Steelhead Tactics for Low, Clear, Warm Water
In late summer many of our favorite steelhead rivers are at their lowest. The fall rains are still a ways off and many rivers are crystal clear. Although inviting looking to the average swimmer, the seasoned steelhead angler looks at this clarity and recognizes the challenges it creates. Fish will be spooked easily in such water, and are difficult to approach. They will be more wary and investigating a swung wet fly drops lower on their list of priorities. The playing field shifts the odds in their favor, but the determined and dedicated angler is prepared to take some counter measures to meet his goals. Here are 5 tips to improve your low water steelhead game.
1. Be on the water early, or very late.
Early morning and late evening provide the best fishing conditions. The water will be at its coolest and the fish will be more comfortable. When water temperature is above 65 degrees, steelhead become lethargic and dull. Some would refer to them as “turned off”. There is also shade in the mornings and evenings. Most steelhead are caught during lower periods of light. Whether this is because low light was when they fed at sea, or they simply aren’t blinded by the sun and can clearly see the fly, is anybody’s guess.
2. Fish lighter gear
When fish are easily spooked, our tackle can be of concern. The heavier it is, the more intrusive it is into the steelhead’s world. If you fish lighter more delicate lines and leaders you are less likely to spook fish. The softer your line system lands the more likely the steelhead will maintain position and intercept your fly. It’s pretty hard to catch a steelhead when a 600 grain Skagit head landing right in front of him has either sent him into the next run, or has his head buried between some boulders in the tail out.
3. Smaller flies can work better.
Just like our tackle our flies can be downsized as well. Smaller flies can be more productive in extremely clear water. Steelhead are incredibly perceptive of the world around them and are frequently hooked on size 16 and 18s by trout anglers.
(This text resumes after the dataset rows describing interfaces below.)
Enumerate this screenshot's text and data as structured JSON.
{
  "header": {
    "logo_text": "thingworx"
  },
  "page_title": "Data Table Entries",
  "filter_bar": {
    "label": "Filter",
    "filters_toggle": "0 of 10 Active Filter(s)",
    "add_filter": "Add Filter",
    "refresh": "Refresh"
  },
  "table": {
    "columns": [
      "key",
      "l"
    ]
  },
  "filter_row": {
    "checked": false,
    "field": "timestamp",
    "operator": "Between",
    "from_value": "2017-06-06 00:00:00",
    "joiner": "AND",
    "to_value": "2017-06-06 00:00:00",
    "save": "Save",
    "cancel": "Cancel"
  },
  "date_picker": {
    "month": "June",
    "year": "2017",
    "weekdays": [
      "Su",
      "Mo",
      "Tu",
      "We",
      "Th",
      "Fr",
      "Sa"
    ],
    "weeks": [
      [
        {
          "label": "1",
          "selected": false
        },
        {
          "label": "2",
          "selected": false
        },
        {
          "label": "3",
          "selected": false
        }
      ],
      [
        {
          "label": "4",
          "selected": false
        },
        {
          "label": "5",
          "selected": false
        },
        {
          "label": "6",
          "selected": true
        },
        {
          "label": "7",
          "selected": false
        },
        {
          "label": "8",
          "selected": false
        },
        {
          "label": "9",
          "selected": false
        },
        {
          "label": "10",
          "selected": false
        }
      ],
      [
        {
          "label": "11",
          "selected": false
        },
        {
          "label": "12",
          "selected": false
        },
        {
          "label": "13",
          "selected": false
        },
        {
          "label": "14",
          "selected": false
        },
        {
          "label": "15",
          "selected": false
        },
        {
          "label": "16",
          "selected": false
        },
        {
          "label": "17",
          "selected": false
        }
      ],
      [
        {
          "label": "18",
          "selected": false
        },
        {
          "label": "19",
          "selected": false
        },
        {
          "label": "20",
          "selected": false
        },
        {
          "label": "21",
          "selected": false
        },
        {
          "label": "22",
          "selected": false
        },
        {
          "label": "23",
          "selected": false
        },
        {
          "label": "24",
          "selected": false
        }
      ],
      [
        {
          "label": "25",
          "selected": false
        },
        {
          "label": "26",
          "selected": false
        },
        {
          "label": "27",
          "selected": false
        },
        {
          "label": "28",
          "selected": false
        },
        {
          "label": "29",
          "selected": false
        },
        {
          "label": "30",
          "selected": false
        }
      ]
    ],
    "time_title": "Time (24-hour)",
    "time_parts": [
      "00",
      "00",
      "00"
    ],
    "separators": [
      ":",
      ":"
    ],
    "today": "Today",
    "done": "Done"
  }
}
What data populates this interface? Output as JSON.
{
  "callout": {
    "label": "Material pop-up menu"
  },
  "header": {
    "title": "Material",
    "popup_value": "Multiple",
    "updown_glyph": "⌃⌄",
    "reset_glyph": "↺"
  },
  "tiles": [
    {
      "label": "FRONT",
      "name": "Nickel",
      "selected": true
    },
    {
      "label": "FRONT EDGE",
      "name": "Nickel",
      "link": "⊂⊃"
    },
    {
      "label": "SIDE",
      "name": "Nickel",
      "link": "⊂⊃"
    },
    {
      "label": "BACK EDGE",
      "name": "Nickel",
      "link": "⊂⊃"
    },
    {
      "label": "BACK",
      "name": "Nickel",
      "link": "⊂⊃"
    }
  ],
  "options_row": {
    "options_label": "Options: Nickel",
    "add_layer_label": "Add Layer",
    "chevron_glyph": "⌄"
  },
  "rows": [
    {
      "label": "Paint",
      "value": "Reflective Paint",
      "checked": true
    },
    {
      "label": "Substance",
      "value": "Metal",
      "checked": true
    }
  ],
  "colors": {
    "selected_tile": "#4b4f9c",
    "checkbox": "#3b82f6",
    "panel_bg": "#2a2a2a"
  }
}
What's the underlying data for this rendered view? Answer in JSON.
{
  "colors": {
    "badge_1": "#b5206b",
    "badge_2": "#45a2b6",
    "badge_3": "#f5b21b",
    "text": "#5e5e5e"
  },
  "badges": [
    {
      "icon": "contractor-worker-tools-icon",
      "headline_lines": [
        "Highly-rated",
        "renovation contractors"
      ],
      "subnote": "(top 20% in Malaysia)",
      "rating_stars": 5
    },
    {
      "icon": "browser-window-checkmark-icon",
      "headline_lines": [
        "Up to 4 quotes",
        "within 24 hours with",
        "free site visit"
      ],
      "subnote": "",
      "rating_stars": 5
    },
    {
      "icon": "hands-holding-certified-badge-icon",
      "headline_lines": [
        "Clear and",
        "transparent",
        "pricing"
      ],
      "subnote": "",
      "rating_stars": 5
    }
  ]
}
There are even stories of fish attempting to eat the blood knot in leaders. If it seems laughably small it may be the ticket. Flies in more natural colors can also be more productive. Flies that are more apt to make a steelhead curious, than wary is the key in fly selection. Remember that these fish don’t have to eat anything and are simply acting on fight or flight impulses.
4. Fluorocarbon tippet can make the difference.
We mentioned just above that fish are highly perceptive of their environment. If a steelhead is attempting to eat part of your leader it can clearly see it. For some fish it doesn’t matter and they would eat car keys looped directly to your Scandi head, but that’s a fraction of them. To allow ourselves more opportunities to hook a steelhead we need to appeal to as many of the fish present as possible. If they can’t see your leader they’re more apt to investigate your fly. Fluorocarbon tippet can help this. Fluorocarbon has almost the same refractive light index as water. This makes it nearly invisible when submerged. In extremely clear water this can be the difference between swinging to 5 fish in a run and hooking none, or maybe taking 2 or 3.
5. Dress to blend in.
Remember that swinging for steelhead is more hunting with a spey rod than it is fishing. Blending in with your environment will allow you to get closer to your target without giving yourself away. Steelhead are much easier to catch if they aren’t aware your there. Or if they are aware of your existence, your presence is unobtrusive enough that you do not alarm the fish. When the water is low and clear, wear earthy tones in grays, tans, browns, and greens to blend in with the back ground of your river. If you want to get ‘em to the beach, best leave your favorite fluorescent orange shirt at home.
Hopefully these 5 tips will give you some food for thought and level your late summer playing field a bit. If you have any questions or need any steelheading advice just drop us a line toll free at 1(800)-266-3971